• [TRY IT]
Your reply should reproduce all the data below exactly while excluding the pictures.

• [Data about app and page elements]
-- -- --
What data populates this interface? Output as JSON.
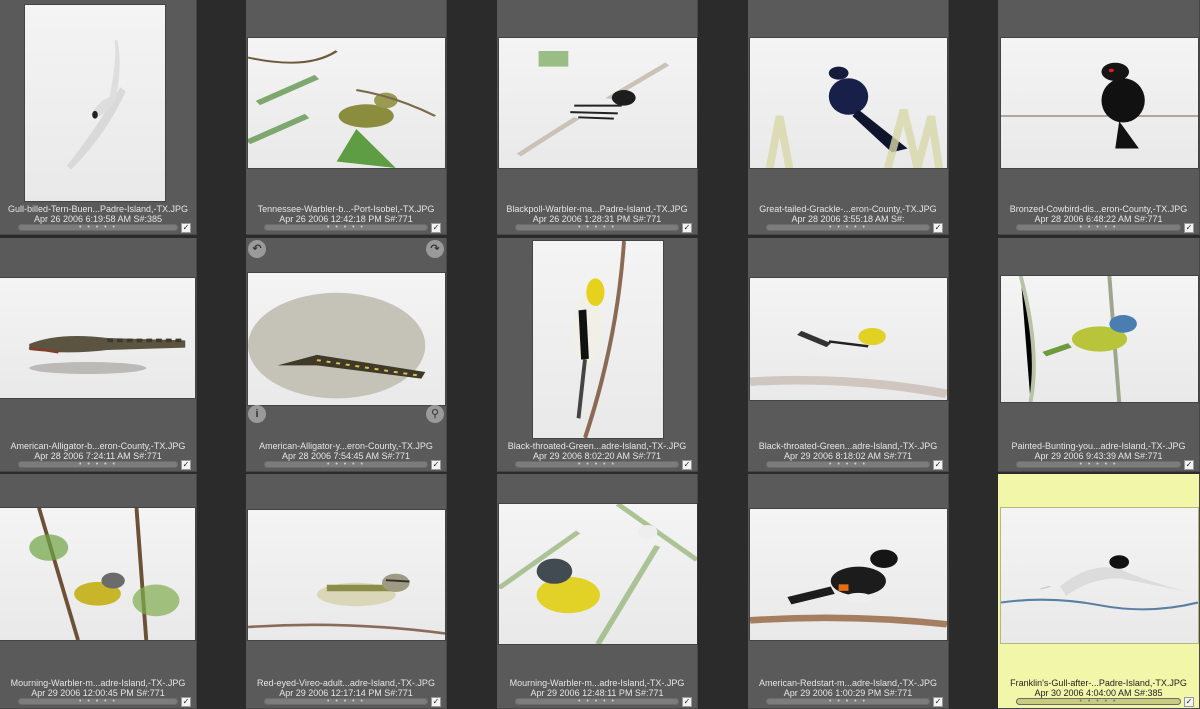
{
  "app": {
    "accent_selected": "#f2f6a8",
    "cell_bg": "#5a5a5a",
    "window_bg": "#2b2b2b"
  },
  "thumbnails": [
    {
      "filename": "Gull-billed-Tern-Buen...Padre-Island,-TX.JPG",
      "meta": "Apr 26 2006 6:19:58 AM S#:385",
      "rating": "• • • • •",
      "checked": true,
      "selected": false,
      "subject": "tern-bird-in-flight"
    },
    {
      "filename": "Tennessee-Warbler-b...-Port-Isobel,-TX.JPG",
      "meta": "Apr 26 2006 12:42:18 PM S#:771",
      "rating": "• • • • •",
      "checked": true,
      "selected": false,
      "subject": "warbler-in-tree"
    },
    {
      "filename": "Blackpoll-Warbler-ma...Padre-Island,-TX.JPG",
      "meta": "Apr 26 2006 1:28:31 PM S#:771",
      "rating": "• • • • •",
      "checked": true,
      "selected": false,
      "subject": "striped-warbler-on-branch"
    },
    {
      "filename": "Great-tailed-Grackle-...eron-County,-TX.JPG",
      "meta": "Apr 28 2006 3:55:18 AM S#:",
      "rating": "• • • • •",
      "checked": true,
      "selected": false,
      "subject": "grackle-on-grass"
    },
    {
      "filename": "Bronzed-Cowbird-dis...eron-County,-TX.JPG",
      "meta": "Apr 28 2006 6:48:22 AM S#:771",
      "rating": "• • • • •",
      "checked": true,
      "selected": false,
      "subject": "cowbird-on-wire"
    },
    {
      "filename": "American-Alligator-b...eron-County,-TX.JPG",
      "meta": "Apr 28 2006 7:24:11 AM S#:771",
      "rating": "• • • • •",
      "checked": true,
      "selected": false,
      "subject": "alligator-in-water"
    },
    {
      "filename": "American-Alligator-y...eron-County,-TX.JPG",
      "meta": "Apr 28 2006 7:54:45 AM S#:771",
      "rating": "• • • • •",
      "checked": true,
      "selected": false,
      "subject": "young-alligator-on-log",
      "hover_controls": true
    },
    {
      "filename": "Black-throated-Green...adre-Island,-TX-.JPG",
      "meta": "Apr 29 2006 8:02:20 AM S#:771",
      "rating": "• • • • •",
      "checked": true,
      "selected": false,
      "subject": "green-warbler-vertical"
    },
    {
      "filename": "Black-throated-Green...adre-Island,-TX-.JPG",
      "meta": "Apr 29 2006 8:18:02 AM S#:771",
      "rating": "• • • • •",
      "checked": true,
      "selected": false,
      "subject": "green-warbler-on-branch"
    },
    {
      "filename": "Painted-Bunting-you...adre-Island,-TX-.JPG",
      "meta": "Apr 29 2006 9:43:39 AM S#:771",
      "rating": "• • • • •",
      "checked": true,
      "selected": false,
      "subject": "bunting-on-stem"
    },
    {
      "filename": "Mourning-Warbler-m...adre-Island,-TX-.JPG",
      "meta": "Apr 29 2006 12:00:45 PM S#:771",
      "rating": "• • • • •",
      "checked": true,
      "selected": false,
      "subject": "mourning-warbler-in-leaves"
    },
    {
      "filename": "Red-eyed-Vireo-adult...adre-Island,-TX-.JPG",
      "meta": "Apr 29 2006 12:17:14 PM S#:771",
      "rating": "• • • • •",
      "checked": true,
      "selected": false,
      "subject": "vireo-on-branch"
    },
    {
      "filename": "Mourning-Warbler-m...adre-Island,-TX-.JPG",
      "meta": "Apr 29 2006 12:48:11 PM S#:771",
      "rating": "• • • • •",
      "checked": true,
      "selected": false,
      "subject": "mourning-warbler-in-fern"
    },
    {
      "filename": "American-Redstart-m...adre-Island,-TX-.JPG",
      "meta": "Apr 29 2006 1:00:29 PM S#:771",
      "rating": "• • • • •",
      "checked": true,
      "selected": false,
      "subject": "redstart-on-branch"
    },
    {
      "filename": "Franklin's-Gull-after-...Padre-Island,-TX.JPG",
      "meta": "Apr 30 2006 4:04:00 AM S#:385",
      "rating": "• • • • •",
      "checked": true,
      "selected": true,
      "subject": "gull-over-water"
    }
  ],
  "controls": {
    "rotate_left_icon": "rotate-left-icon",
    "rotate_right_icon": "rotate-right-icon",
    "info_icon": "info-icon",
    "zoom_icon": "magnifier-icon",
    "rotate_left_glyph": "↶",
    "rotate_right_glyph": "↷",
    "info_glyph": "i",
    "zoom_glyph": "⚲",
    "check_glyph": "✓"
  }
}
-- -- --
• [ANSWER TO THIS TASK]
What data populates this interface? Output as JSON.
{
  "app": {
    "accent_selected": "#f2f6a8",
    "cell_bg": "#5a5a5a",
    "window_bg": "#2b2b2b"
  },
  "thumbnails": [
    {
      "filename": "Gull-billed-Tern-Buen...Padre-Island,-TX.JPG",
      "meta": "Apr 26 2006 6:19:58 AM S#:385",
      "rating": "• • • • •",
      "checked": true,
      "selected": false,
      "subject": "tern-bird-in-flight"
    },
    {
      "filename": "Tennessee-Warbler-b...-Port-Isobel,-TX.JPG",
      "meta": "Apr 26 2006 12:42:18 PM S#:771",
      "rating": "• • • • •",
      "checked": true,
      "selected": false,
      "subject": "warbler-in-tree"
    },
    {
      "filename": "Blackpoll-Warbler-ma...Padre-Island,-TX.JPG",
      "meta": "Apr 26 2006 1:28:31 PM S#:771",
      "rating": "• • • • •",
      "checked": true,
      "selected": false,
      "subject": "striped-warbler-on-branch"
    },
    {
      "filename": "Great-tailed-Grackle-...eron-County,-TX.JPG",
      "meta": "Apr 28 2006 3:55:18 AM S#:",
      "rating": "• • • • •",
      "checked": true,
      "selected": false,
      "subject": "grackle-on-grass"
    },
    {
      "filename": "Bronzed-Cowbird-dis...eron-County,-TX.JPG",
      "meta": "Apr 28 2006 6:48:22 AM S#:771",
      "rating": "• • • • •",
      "checked": true,
      "selected": false,
      "subject": "cowbird-on-wire"
    },
    {
      "filename": "American-Alligator-b...eron-County,-TX.JPG",
      "meta": "Apr 28 2006 7:24:11 AM S#:771",
      "rating": "• • • • •",
      "checked": true,
      "selected": false,
      "subject": "alligator-in-water"
    },
    {
      "filename": "American-Alligator-y...eron-County,-TX.JPG",
      "meta": "Apr 28 2006 7:54:45 AM S#:771",
      "rating": "• • • • •",
      "checked": true,
      "selected": false,
      "subject": "young-alligator-on-log",
      "hover_controls": true
    },
    {
      "filename": "Black-throated-Green...adre-Island,-TX-.JPG",
      "meta": "Apr 29 2006 8:02:20 AM S#:771",
      "rating": "• • • • •",
      "checked": true,
      "selected": false,
      "subject": "green-warbler-vertical"
    },
    {
      "filename": "Black-throated-Green...adre-Island,-TX-.JPG",
      "meta": "Apr 29 2006 8:18:02 AM S#:771",
      "rating": "• • • • •",
      "checked": true,
      "selected": false,
      "subject": "green-warbler-on-branch"
    },
    {
      "filename": "Painted-Bunting-you...adre-Island,-TX-.JPG",
      "meta": "Apr 29 2006 9:43:39 AM S#:771",
      "rating": "• • • • •",
      "checked": true,
      "selected": false,
      "subject": "bunting-on-stem"
    },
    {
      "filename": "Mourning-Warbler-m...adre-Island,-TX-.JPG",
      "meta": "Apr 29 2006 12:00:45 PM S#:771",
      "rating": "• • • • •",
      "checked": true,
      "selected": false,
      "subject": "mourning-warbler-in-leaves"
    },
    {
      "filename": "Red-eyed-Vireo-adult...adre-Island,-TX-.JPG",
      "meta": "Apr 29 2006 12:17:14 PM S#:771",
      "rating": "• • • • •",
      "checked": true,
      "selected": false,
      "subject": "vireo-on-branch"
    },
    {
      "filename": "Mourning-Warbler-m...adre-Island,-TX-.JPG",
      "meta": "Apr 29 2006 12:48:11 PM S#:771",
      "rating": "• • • • •",
      "checked": true,
      "selected": false,
      "subject": "mourning-warbler-in-fern"
    },
    {
      "filename": "American-Redstart-m...adre-Island,-TX-.JPG",
      "meta": "Apr 29 2006 1:00:29 PM S#:771",
      "rating": "• • • • •",
      "checked": true,
      "selected": false,
      "subject": "redstart-on-branch"
    },
    {
      "filename": "Franklin's-Gull-after-...Padre-Island,-TX.JPG",
      "meta": "Apr 30 2006 4:04:00 AM S#:385",
      "rating": "• • • • •",
      "checked": true,
      "selected": true,
      "subject": "gull-over-water"
    }
  ],
  "controls": {
    "rotate_left_icon": "rotate-left-icon",
    "rotate_right_icon": "rotate-right-icon",
    "info_icon": "info-icon",
    "zoom_icon": "magnifier-icon",
    "rotate_left_glyph": "↶",
    "rotate_right_glyph": "↷",
    "info_glyph": "i",
    "zoom_glyph": "⚲",
    "check_glyph": "✓"
  }
}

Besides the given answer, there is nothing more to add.